‘One of the individuals who installs carpets was here and we got to talking,’ Strobel-Lopez explained. She soon found out that the carpet-installer had two houses in Mississippi which were completely destroyed, and also that there are 4,000 to 5,000 people who were affected by Hurricane Katrina living in a Wal-Mart parking lot in the Waveland, Miss. area.
‘All of the attention was being focused on New Orleans,’ Strobel-Lopez said. ‘People in [Mississippi] weren’t getting what they needed.’ Strobel-Lopez sent out an e-mail asking for help and donations and she received an overwhelming response.
‘What’s nice about this effort is that the things are going directly to people who need them because we have someone who has a residence license,’ Strobel-Lopez said. ‘We know that things are definitely going to get there and not end up in storage some place.’
In addition to students and community members donating hundreds of items, Strobel-Lopez expressed gratitude toward those who donated their time and effort. Many students who happened to pass by offered a much-needed helping hand by carrying and organizing boxes.
Mercedes Manning, a third-year drama major, works at the Bren Events Center and volunteered for the drive.
‘There’s this human-to-human responsibility. I think we, who are better off, owe it to those whose lives have been completely devastated,’ Manning said. ‘As students it’s kind of tough because we may not have as much money or as much to give, but donating time is just as important.’
Even though students may feel powerless to help in such an overwhelming situation such as Hurricane Katrina, students like Manning demonstrate that there are plenty of ways to help besides donating money or belongings.
Besides volunteering time, Manning said that raising awareness of the situation is important as well as educating ourselves about the reality of Hurricane Katrina instead of simply believing everything that the media is broadcasting.
As Strobel-Lopez and Manning sifted through some of the donations, they placed some items such as a decorative mirror and house lamp aside.
‘These people don’t even have electricity,’ Strobel-Lopez said. ‘Some of the things are sent to Goodwill because the people affected by the hurricane can’t use them.’
It isn’t only Strobel-Lopez and Manning’s enthusiasm that emphasizes the importance of helping.
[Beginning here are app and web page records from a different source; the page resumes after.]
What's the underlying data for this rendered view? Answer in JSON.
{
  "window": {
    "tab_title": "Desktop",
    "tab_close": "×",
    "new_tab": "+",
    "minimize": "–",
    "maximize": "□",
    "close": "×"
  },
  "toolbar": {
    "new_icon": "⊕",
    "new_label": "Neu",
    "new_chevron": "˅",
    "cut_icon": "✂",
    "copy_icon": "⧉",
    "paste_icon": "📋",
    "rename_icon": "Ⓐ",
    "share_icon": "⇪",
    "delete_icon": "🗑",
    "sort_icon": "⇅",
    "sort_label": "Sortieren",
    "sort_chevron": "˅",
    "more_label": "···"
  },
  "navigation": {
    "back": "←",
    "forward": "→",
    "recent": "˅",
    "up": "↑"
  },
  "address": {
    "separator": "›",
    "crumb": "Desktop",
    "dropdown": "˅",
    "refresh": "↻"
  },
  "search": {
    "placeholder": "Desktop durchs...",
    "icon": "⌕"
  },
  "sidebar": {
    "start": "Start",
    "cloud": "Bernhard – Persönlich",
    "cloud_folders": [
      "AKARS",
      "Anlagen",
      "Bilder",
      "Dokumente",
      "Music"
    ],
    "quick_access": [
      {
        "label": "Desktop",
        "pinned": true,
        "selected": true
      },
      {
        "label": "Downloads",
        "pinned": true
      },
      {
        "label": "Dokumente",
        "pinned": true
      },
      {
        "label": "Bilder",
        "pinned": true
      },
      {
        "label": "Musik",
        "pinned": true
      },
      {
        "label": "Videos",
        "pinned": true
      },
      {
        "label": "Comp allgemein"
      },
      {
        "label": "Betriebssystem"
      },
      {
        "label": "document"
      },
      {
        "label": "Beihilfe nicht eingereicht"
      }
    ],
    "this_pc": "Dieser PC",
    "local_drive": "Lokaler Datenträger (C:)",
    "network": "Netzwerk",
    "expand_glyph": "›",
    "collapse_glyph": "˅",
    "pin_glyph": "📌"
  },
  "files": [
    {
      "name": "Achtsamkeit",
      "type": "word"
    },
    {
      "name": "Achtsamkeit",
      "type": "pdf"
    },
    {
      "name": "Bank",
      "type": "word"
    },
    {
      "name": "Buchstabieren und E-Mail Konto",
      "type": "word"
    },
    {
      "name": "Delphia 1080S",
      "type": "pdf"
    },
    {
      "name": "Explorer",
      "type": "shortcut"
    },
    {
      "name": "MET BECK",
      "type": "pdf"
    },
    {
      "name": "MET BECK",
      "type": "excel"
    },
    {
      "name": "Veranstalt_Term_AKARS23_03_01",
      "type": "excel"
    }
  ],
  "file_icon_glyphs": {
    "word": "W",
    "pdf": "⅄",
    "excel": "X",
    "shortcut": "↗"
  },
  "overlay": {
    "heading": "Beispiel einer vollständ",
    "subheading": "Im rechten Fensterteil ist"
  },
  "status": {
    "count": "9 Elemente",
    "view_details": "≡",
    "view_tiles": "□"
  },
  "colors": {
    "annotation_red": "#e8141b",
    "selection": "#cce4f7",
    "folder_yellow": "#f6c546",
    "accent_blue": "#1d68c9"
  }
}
Students who work at the UCI Volunteer Center understand the effects of volunteer work not only on one’s community, but on the volunteers themselves.
Henry Snowden, a third-year criminology, law and society major works for the UCI Volunteer Center.
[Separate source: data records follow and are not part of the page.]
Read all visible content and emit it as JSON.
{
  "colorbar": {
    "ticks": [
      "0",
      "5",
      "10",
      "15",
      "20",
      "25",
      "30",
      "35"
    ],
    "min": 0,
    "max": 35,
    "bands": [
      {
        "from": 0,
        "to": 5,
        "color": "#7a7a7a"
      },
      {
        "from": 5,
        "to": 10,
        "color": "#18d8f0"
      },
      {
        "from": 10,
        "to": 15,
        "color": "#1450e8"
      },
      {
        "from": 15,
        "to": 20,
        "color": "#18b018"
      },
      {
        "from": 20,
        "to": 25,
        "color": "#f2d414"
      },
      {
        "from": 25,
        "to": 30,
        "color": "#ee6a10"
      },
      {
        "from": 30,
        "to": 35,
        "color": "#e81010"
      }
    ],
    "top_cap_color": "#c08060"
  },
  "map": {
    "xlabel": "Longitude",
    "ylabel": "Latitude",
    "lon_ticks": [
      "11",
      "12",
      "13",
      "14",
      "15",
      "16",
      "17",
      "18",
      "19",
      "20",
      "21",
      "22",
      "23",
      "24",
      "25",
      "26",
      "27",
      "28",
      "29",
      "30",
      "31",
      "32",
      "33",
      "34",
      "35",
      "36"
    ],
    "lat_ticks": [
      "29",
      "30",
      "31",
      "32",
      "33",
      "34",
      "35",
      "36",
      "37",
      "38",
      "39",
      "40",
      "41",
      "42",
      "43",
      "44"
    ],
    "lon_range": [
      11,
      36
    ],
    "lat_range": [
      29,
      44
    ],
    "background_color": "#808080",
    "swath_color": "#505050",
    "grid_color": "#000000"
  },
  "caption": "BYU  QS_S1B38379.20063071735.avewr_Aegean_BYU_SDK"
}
‘Volunteering gets people involved in their community,’ Snowden said. ‘It’s good for an individual personally and academically.’ Snowden also said that he and his friends are organizing a trip to the Louisiana area in the near future.
Edgar Dormitorio, director of the UCI Volunteer Center, explained that UCI has teamed up with organizations such as Giving Children Hope in order to help the victims of the hurricane. There has also been discussion of possible events during the school year.
‘There has been a lot of talk about students trying to figure out what they can do once the school year starts,’ Dormitorio said. ‘One of the programs through the Volunteer Center in partnership with Health Education and Campus Recreation is called the Alternative Spring Break Program. Currently, we’re talking about what we can do during spring break and going to the affected area with the relief and rebuilding effort.’
Dormitorio also expressed concern about the federal aid response to the hurricane.
‘It’s unfortunate that the immediate response was so late,’ Dormitorio said. ‘But it’s nice to see that a lot of local organizations are helping out. I think it’s great that folks are really stepping up. We are really excited to see how the campus is going to respond to it once the school year gets started.’
Information about helping the victims of Hurricane Katrina is available at http://www.volunteer.uci.edu/.